Print every record below exactly as it stands, but leave out the pictures.

● Collected data
* * *

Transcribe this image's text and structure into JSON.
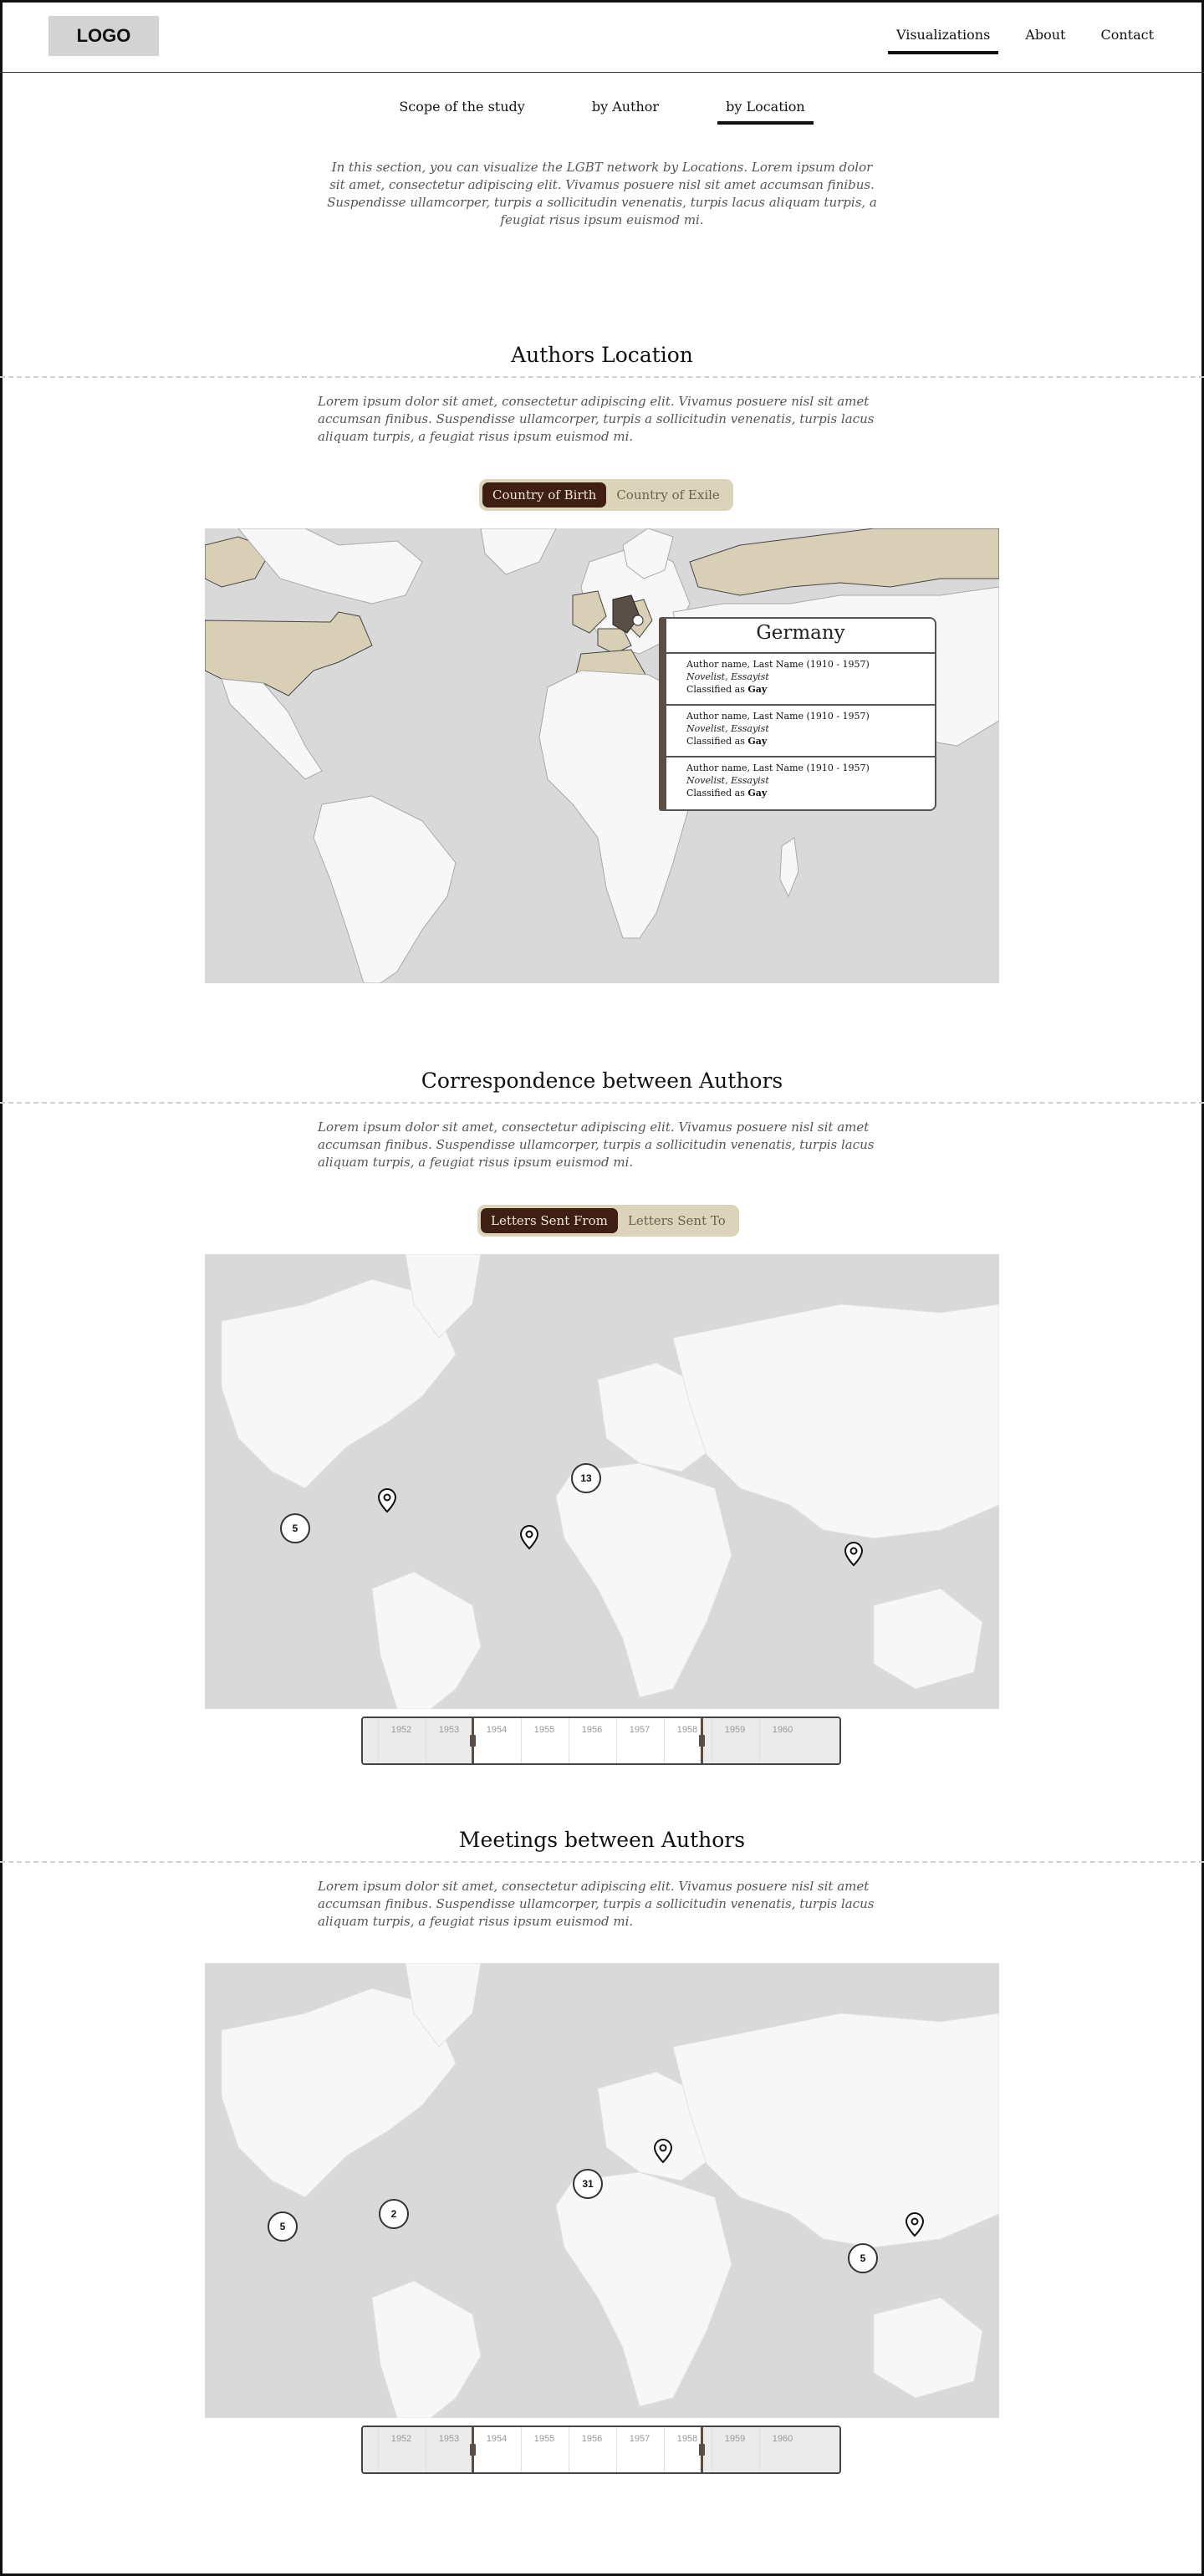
{
  "header": {
    "logo": "LOGO",
    "nav": [
      {
        "label": "Visualizations",
        "active": true
      },
      {
        "label": "About",
        "active": false
      },
      {
        "label": "Contact",
        "active": false
      }
    ]
  },
  "subnav": [
    {
      "label": "Scope of the study",
      "active": false
    },
    {
      "label": "by Author",
      "active": false
    },
    {
      "label": "by Location",
      "active": true
    }
  ],
  "intro": "In this section, you can visualize the LGBT network by Locations. Lorem ipsum dolor sit amet, consectetur adipiscing elit. Vivamus posuere nisl sit amet accumsan finibus. Suspendisse ullamcorper, turpis a sollicitudin venenatis, turpis lacus aliquam turpis, a feugiat risus ipsum euismod mi.",
  "colors": {
    "accent_dark": "#3f1f14",
    "toggle_bg": "#dcd3bb",
    "highlight_land": "#d8cfb6",
    "map_ocean": "#d9d9d9",
    "map_land": "#f7f7f7"
  },
  "sections": {
    "location": {
      "title": "Authors Location",
      "text": "Lorem ipsum dolor sit amet, consectetur adipiscing elit. Vivamus posuere nisl sit amet accumsan finibus. Suspendisse ullamcorper, turpis a sollicitudin venenatis, turpis lacus aliquam turpis, a feugiat risus ipsum euismod mi.",
      "toggle": {
        "active": "Country of Birth",
        "inactive": "Country of Exile"
      },
      "popup": {
        "country": "Germany",
        "entries": [
          {
            "name": "Author name, Last Name (1910 - 1957)",
            "role": "Novelist, Essayist",
            "class_prefix": "Classified as ",
            "class": "Gay"
          },
          {
            "name": "Author name, Last Name (1910 - 1957)",
            "role": "Novelist, Essayist",
            "class_prefix": "Classified as ",
            "class": "Gay"
          },
          {
            "name": "Author name, Last Name (1910 - 1957)",
            "role": "Novelist, Essayist",
            "class_prefix": "Classified as ",
            "class": "Gay"
          }
        ]
      }
    },
    "correspondence": {
      "title": "Correspondence between Authors",
      "text": "Lorem ipsum dolor sit amet, consectetur adipiscing elit. Vivamus posuere nisl sit amet accumsan finibus. Suspendisse ullamcorper, turpis a sollicitudin venenatis, turpis lacus aliquam turpis, a feugiat risus ipsum euismod mi.",
      "toggle": {
        "active": "Letters Sent From",
        "inactive": "Letters Sent To"
      },
      "badges": [
        "5",
        "13"
      ],
      "timeline": {
        "years": [
          "1952",
          "1953",
          "1954",
          "1955",
          "1956",
          "1957",
          "1958",
          "1959",
          "1960"
        ],
        "range": [
          "1953",
          "1958"
        ]
      }
    },
    "meetings": {
      "title": "Meetings between Authors",
      "text": "Lorem ipsum dolor sit amet, consectetur adipiscing elit. Vivamus posuere nisl sit amet accumsan finibus. Suspendisse ullamcorper, turpis a sollicitudin venenatis, turpis lacus aliquam turpis, a feugiat risus ipsum euismod mi.",
      "badges": [
        "5",
        "2",
        "31",
        "5"
      ],
      "timeline": {
        "years": [
          "1952",
          "1953",
          "1954",
          "1955",
          "1956",
          "1957",
          "1958",
          "1959",
          "1960"
        ],
        "range": [
          "1953",
          "1958"
        ]
      }
    }
  }
}
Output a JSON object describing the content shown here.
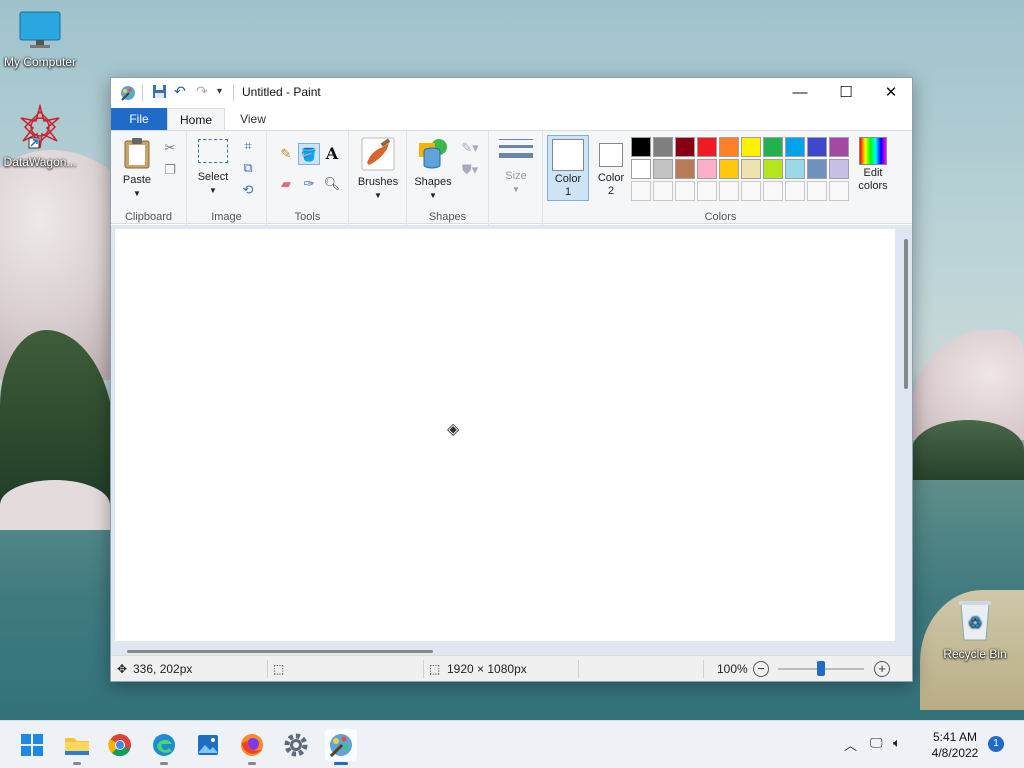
{
  "desktop": {
    "icons": [
      {
        "label": "My Computer"
      },
      {
        "label": "DataWagon..."
      },
      {
        "label": "Recycle Bin"
      }
    ]
  },
  "window": {
    "title": "Untitled - Paint",
    "tabs": {
      "file": "File",
      "home": "Home",
      "view": "View"
    },
    "help": "?"
  },
  "ribbon": {
    "clipboard": {
      "paste": "Paste",
      "group": "Clipboard"
    },
    "image": {
      "select": "Select",
      "group": "Image"
    },
    "tools": {
      "group": "Tools"
    },
    "brushes": {
      "label": "Brushes"
    },
    "shapes": {
      "label": "Shapes",
      "group": "Shapes"
    },
    "size": {
      "label": "Size"
    },
    "colors": {
      "color1_line1": "Color",
      "color1_line2": "1",
      "color2_line1": "Color",
      "color2_line2": "2",
      "edit_line1": "Edit",
      "edit_line2": "colors",
      "group": "Colors",
      "palette_row1": [
        "#000000",
        "#7f7f7f",
        "#880015",
        "#ed1c24",
        "#ff7f27",
        "#fff200",
        "#22b14c",
        "#00a2e8",
        "#3f48cc",
        "#a349a4"
      ],
      "palette_row2": [
        "#ffffff",
        "#c3c3c3",
        "#b97a57",
        "#ffaec9",
        "#ffc90e",
        "#efe4b0",
        "#b5e61d",
        "#99d9ea",
        "#7092be",
        "#c8bfe7"
      ]
    }
  },
  "status": {
    "cursor_pos": "336, 202px",
    "canvas_size": "1920 × 1080px",
    "zoom": "100%",
    "zoom_minus": "−",
    "zoom_plus": "+"
  },
  "taskbar": {
    "time": "5:41 AM",
    "date": "4/8/2022",
    "notifications": "1"
  }
}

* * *

● Solution to the exercise
Transcribe this image's text and structure into JSON.
{
  "header": {
    "logo": "LOGO",
    "nav": [
      {
        "label": "Visualizations",
        "active": true
      },
      {
        "label": "About",
        "active": false
      },
      {
        "label": "Contact",
        "active": false
      }
    ]
  },
  "subnav": [
    {
      "label": "Scope of the study",
      "active": false
    },
    {
      "label": "by Author",
      "active": false
    },
    {
      "label": "by Location",
      "active": true
    }
  ],
  "intro": "In this section, you can visualize the LGBT network by Locations. Lorem ipsum dolor sit amet, consectetur adipiscing elit. Vivamus posuere nisl sit amet accumsan finibus. Suspendisse ullamcorper, turpis a sollicitudin venenatis, turpis lacus aliquam turpis, a feugiat risus ipsum euismod mi.",
  "colors": {
    "accent_dark": "#3f1f14",
    "toggle_bg": "#dcd3bb",
    "highlight_land": "#d8cfb6",
    "map_ocean": "#d9d9d9",
    "map_land": "#f7f7f7"
  },
  "sections": {
    "location": {
      "title": "Authors Location",
      "text": "Lorem ipsum dolor sit amet, consectetur adipiscing elit. Vivamus posuere nisl sit amet accumsan finibus. Suspendisse ullamcorper, turpis a sollicitudin venenatis, turpis lacus aliquam turpis, a feugiat risus ipsum euismod mi.",
      "toggle": {
        "active": "Country of Birth",
        "inactive": "Country of Exile"
      },
      "popup": {
        "country": "Germany",
        "entries": [
          {
            "name": "Author name, Last Name (1910 - 1957)",
            "role": "Novelist, Essayist",
            "class_prefix": "Classified as ",
            "class": "Gay"
          },
          {
            "name": "Author name, Last Name (1910 - 1957)",
            "role": "Novelist, Essayist",
            "class_prefix": "Classified as ",
            "class": "Gay"
          },
          {
            "name": "Author name, Last Name (1910 - 1957)",
            "role": "Novelist, Essayist",
            "class_prefix": "Classified as ",
            "class": "Gay"
          }
        ]
      }
    },
    "correspondence": {
      "title": "Correspondence between Authors",
      "text": "Lorem ipsum dolor sit amet, consectetur adipiscing elit. Vivamus posuere nisl sit amet accumsan finibus. Suspendisse ullamcorper, turpis a sollicitudin venenatis, turpis lacus aliquam turpis, a feugiat risus ipsum euismod mi.",
      "toggle": {
        "active": "Letters Sent From",
        "inactive": "Letters Sent To"
      },
      "badges": [
        "5",
        "13"
      ],
      "timeline": {
        "years": [
          "1952",
          "1953",
          "1954",
          "1955",
          "1956",
          "1957",
          "1958",
          "1959",
          "1960"
        ],
        "range": [
          "1953",
          "1958"
        ]
      }
    },
    "meetings": {
      "title": "Meetings between Authors",
      "text": "Lorem ipsum dolor sit amet, consectetur adipiscing elit. Vivamus posuere nisl sit amet accumsan finibus. Suspendisse ullamcorper, turpis a sollicitudin venenatis, turpis lacus aliquam turpis, a feugiat risus ipsum euismod mi.",
      "badges": [
        "5",
        "2",
        "31",
        "5"
      ],
      "timeline": {
        "years": [
          "1952",
          "1953",
          "1954",
          "1955",
          "1956",
          "1957",
          "1958",
          "1959",
          "1960"
        ],
        "range": [
          "1953",
          "1958"
        ]
      }
    }
  }
}
Output a JSON object describing the content shown here.
{
  "desktop": {
    "icons": [
      {
        "label": "My Computer"
      },
      {
        "label": "DataWagon..."
      },
      {
        "label": "Recycle Bin"
      }
    ]
  },
  "window": {
    "title": "Untitled - Paint",
    "tabs": {
      "file": "File",
      "home": "Home",
      "view": "View"
    },
    "help": "?"
  },
  "ribbon": {
    "clipboard": {
      "paste": "Paste",
      "group": "Clipboard"
    },
    "image": {
      "select": "Select",
      "group": "Image"
    },
    "tools": {
      "group": "Tools"
    },
    "brushes": {
      "label": "Brushes"
    },
    "shapes": {
      "label": "Shapes",
      "group": "Shapes"
    },
    "size": {
      "label": "Size"
    },
    "colors": {
      "color1_line1": "Color",
      "color1_line2": "1",
      "color2_line1": "Color",
      "color2_line2": "2",
      "edit_line1": "Edit",
      "edit_line2": "colors",
      "group": "Colors",
      "palette_row1": [
        "#000000",
        "#7f7f7f",
        "#880015",
        "#ed1c24",
        "#ff7f27",
        "#fff200",
        "#22b14c",
        "#00a2e8",
        "#3f48cc",
        "#a349a4"
      ],
      "palette_row2": [
        "#ffffff",
        "#c3c3c3",
        "#b97a57",
        "#ffaec9",
        "#ffc90e",
        "#efe4b0",
        "#b5e61d",
        "#99d9ea",
        "#7092be",
        "#c8bfe7"
      ]
    }
  },
  "status": {
    "cursor_pos": "336, 202px",
    "canvas_size": "1920 × 1080px",
    "zoom": "100%",
    "zoom_minus": "−",
    "zoom_plus": "+"
  },
  "taskbar": {
    "time": "5:41 AM",
    "date": "4/8/2022",
    "notifications": "1"
  }
}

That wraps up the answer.